  1. Politics: Americans feel Trump's sickness makes him harder to trustFlorida breaks record for in-person early voting — McConnell urges White House not to strike stimulus deal before election — Republican senators defend Fauci as Trump escalates attacks.
  2. Health: The next wave is gaining steam.
  3. Education: Schools haven't become hotspots — University of Michigan students ordered to shelter-in-place.
  4. World: Ireland moving back into lockdown — Argentina becomes 5th country to report 1 million infections.

Report: Goldman to settle DOJ probe into Malaysia's 1MDB for over $2B

Illustration: Lazaro Gamio/Axios

Goldman Sachs has agreed with the Department of Justice to pay over $2 billion for the bank's role in Malaysia's multi-billion dollar scandal at state fund 1MDB, Bloomberg first reported.
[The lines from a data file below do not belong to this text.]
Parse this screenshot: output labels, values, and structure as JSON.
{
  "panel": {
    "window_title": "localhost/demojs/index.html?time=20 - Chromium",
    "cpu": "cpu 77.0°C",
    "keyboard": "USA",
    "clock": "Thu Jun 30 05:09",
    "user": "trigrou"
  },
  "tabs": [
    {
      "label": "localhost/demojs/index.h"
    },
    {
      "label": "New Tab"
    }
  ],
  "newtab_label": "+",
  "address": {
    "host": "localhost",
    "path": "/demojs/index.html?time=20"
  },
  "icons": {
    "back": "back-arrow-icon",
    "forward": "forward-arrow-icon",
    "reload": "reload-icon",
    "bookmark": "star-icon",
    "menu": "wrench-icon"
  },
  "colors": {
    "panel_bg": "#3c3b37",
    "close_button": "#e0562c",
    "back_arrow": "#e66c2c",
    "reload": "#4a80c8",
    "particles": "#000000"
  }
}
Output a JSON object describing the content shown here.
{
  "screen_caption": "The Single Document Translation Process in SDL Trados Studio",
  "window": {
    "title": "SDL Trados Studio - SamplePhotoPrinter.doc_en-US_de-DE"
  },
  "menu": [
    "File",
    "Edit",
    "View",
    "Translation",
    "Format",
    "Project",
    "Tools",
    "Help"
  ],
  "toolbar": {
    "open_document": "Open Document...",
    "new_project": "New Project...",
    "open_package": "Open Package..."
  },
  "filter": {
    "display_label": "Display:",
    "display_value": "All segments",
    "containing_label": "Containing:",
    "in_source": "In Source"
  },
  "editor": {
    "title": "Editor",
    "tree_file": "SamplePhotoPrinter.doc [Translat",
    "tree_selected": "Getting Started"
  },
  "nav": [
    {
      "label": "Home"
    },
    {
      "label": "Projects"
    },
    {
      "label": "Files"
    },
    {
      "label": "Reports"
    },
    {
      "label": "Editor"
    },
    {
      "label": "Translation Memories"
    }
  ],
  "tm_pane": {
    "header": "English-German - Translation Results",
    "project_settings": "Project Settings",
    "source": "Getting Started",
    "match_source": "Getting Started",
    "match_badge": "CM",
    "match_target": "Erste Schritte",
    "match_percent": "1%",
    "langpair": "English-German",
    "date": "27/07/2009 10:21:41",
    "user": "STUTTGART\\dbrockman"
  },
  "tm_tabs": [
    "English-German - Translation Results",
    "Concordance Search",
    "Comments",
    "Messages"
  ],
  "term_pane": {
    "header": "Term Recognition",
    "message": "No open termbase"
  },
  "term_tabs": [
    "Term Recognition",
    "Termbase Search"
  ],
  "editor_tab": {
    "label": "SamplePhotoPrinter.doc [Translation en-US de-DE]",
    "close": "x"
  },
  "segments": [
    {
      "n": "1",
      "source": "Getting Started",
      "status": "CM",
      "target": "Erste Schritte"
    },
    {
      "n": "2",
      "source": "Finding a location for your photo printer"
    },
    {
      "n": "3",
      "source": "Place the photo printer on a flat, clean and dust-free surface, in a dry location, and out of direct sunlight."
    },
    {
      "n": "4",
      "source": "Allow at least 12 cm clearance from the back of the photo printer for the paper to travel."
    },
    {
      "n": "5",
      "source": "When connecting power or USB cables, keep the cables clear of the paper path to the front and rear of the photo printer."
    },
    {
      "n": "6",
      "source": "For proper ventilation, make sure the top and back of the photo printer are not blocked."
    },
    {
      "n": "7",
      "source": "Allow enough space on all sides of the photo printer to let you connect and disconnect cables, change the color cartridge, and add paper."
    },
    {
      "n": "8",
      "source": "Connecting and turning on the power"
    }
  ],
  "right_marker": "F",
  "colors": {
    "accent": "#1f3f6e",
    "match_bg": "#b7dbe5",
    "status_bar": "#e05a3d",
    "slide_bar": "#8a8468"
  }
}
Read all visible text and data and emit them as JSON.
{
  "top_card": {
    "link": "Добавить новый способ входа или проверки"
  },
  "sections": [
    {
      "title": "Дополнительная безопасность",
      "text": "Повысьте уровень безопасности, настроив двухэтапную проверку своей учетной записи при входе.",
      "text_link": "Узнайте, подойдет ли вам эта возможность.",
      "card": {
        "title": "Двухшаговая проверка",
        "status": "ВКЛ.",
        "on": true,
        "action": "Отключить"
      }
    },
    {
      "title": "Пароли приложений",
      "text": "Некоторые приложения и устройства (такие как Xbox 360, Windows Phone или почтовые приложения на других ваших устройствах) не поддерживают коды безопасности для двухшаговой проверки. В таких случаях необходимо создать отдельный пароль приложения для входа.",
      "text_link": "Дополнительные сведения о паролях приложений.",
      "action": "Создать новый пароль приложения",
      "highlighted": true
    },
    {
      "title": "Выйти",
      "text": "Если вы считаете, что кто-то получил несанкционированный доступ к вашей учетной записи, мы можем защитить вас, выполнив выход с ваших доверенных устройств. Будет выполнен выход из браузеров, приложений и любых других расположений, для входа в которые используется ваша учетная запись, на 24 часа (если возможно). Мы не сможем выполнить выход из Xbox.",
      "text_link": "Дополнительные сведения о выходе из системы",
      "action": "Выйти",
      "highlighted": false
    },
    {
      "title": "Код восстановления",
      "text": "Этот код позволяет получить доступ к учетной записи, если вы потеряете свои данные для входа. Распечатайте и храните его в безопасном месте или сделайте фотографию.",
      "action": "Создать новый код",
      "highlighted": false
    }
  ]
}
Why it matters: The settlement, expected to be announced within days, would allow Goldman Sachs to avoid a criminal conviction in the U.S. over the bribery and money laundering scandal that saw three of its former bankers banned for life from the banking industry by the Federal Reserve Board.

Trump threatens to post "60 Minutes" interview early after reportedly walking out

Trump speaks to reporters aboard Air Force One, Oct. 19. Photo: Mandel Ngan/AFP via Getty Images

President Trump tweeted on Tuesday that he was considering posting his interview with CBS' "60 Minutes" prior to airtime in order to show "what a FAKE and BIASED interview" it was, following reports that he abruptly ended the interview after 45 minutes of taping.

Why it matters: Trump has escalated his war on the media in the final stretch of his re-election campaign, calling a Reuters reporter a "criminal" this week for not reporting on corruption allegations about Hunter Biden and disparaging CNN as "dumb b*stards" for the network's ongoing coronavirus coverage.